Kids love YouTube. According to one study, more than half of American children between eight and twelve years old say they watch YouTube and other online videos every day, despite the fact that YouTube’s terms of service say the online platform is designed for people ages thirteen and up.
“There are few regulations and an infinite amount of content,” said Julie Dobrow, senior lecturer at the Eliot-Pearson Department of Child Study and Human Development in the School of Arts and Sciences. “Kids can use YouTube to watch what they want to watch when they want to watch it.”
Dobrow teaches the popular undergraduate course Children and Mass Media. The class explores how and why children consume media and entertainment, and how it shapes the way they view themselves and the world around them.
Tufts Now recently spoke with Dobrow about the reasons behind kids’ close relationship to YouTube, and what parents can do about it.
Tufts Now: How popular is YouTube with kids? What kinds of videos are they watching?
Julie Dobrow: YouTube is extremely popular with kids. In fact, according to recent research from Common Sense Media, the percent of young people who now say they watch YouTube and other online videos “every day” more than doubled since the last time this audit was done: up to 56 percent of kids between eight and twelve years old and up to 69 percent of thirteen- to eighteen-year-olds. This is despite the fact that YouTube says users must be at least thirteen.
The percentage of kids who said they viewed YouTube Kids—the channel that’s supposed to be for children—was only 23 percent of all kids. In other words, children, even very young children, are watching videos on YouTube rather than videos curated for them in ways that are supposed to be age-appropriate.
It’s hard to know for sure just what kind of videos many kids are watching on YouTube. We have to remember that, as the Pew Research Center has suggested, YouTube is an ecosystem that produces a vast amount of content. To put this in context, about 300 hours of video are uploaded to YouTube every minute, and estimates are that almost five billion—yes, billion—videos are viewed on YouTube every day.
Why does YouTube appeal so much to children?
There’s a ton of content and very little parental control. There are social measures of what’s popular and what’s not. There’s the ability to share things with friends. Kids can think about defining their identities, at least in part, by what they watch on YouTube. And there’s also the ability to be a content creator, to be a YouTuber, which can be enormously appealing.
What’s the difference between YouTube and traditional TV for kids, commercial and PBS?
The big difference is that there’s little if any regulation. There’s also very little quality control, and what kids can see on YouTube varies widely in form and in content.

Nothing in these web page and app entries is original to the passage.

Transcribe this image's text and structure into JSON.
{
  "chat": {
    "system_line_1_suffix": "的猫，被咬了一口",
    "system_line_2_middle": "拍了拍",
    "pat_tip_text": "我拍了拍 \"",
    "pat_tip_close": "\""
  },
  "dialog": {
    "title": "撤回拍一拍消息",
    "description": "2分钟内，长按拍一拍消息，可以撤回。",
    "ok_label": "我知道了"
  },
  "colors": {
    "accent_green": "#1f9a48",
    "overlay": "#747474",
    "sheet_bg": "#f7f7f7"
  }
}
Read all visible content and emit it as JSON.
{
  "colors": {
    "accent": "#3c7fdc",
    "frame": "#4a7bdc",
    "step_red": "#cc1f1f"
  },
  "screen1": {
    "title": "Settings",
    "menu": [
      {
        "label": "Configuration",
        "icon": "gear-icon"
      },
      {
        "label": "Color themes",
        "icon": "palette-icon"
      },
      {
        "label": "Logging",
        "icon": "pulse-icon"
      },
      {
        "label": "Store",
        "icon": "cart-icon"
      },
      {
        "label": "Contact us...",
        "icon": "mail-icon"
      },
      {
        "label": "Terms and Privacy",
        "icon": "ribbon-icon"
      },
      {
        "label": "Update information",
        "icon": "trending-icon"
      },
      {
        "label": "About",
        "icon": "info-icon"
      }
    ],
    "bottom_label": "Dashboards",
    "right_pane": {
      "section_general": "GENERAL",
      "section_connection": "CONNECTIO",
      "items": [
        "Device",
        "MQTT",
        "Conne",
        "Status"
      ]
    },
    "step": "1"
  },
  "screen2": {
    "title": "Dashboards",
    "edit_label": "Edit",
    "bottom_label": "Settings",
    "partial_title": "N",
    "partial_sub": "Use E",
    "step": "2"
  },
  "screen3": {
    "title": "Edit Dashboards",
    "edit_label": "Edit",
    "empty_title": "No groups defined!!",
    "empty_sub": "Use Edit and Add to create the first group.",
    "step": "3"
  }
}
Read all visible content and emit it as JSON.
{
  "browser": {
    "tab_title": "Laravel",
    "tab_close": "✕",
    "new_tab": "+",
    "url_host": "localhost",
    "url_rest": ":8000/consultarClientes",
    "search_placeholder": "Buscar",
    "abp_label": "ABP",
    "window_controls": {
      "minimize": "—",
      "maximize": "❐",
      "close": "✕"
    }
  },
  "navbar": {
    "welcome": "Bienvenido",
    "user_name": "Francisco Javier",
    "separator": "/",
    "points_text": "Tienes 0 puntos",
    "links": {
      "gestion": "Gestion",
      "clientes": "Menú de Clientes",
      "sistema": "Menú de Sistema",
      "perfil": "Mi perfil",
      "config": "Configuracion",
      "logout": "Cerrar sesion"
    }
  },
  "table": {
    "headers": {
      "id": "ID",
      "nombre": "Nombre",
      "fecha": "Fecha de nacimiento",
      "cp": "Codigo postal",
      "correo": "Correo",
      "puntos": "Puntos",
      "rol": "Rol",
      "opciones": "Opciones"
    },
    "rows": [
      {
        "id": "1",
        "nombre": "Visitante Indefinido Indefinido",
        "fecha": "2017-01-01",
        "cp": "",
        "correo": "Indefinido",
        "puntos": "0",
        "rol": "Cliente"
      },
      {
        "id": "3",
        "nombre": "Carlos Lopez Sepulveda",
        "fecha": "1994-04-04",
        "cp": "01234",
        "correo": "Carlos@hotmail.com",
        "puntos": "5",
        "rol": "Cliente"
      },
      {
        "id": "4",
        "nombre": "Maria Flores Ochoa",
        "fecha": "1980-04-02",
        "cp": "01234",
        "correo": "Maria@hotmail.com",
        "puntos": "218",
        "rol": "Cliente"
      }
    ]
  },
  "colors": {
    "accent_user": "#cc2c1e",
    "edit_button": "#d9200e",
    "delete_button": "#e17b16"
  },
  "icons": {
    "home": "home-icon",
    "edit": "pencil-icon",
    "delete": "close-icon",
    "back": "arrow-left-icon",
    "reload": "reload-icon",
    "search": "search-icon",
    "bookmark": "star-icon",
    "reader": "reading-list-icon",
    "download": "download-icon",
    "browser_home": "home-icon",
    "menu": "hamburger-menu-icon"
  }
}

Kids can also find all kinds of things on YouTube that they won’t find on traditional TV—tips on how to play video games, how to fix things, and a whole lot of other content that perhaps isn’t as productive or innocuous.
Which is “better” for children: traditional TV or YouTube—and why?
I don’t like to be prescriptive in my advice. I think that content matters. There’s good and bad content on both traditional TV and YouTube. What’s really important is for parents of young children to be present in helping their children to make good choices—and sometimes this means viewing with them.
There’s a lot of research suggesting that “joint media engagement” or “the new co-viewing” is important for lots of reasons. The bottom line is that it’s very important to start making children more media literate from a very early age, so that they can become more careful and critical consumers—and producers—of media.
Google and YouTube were recently hit with a $170 million fine for marketing to children. What do advertisers gain by marketing specifically to kids? In your opinion, will this fine have an impact on how ads on these platforms advertise to kids?
The reason this decision was so significant is that it marked a rare instance in which large companies were charged with violating COPPA—the Child Online Privacy and Protection Act. This was a rule that went into effect in 2000 and basically prevented websites from collecting information from children without permission from their parents.
A broad coalition of organizations and individuals, including the Campaign for Commercial-Free Childhood, the Institute for Public Representation at Georgetown University Law Center, the Center for Digital Democracy, and many others, went to the Federal Trade Commission with information about the ways in which Google and YouTube were violating COPPA.
Source: Read Full Article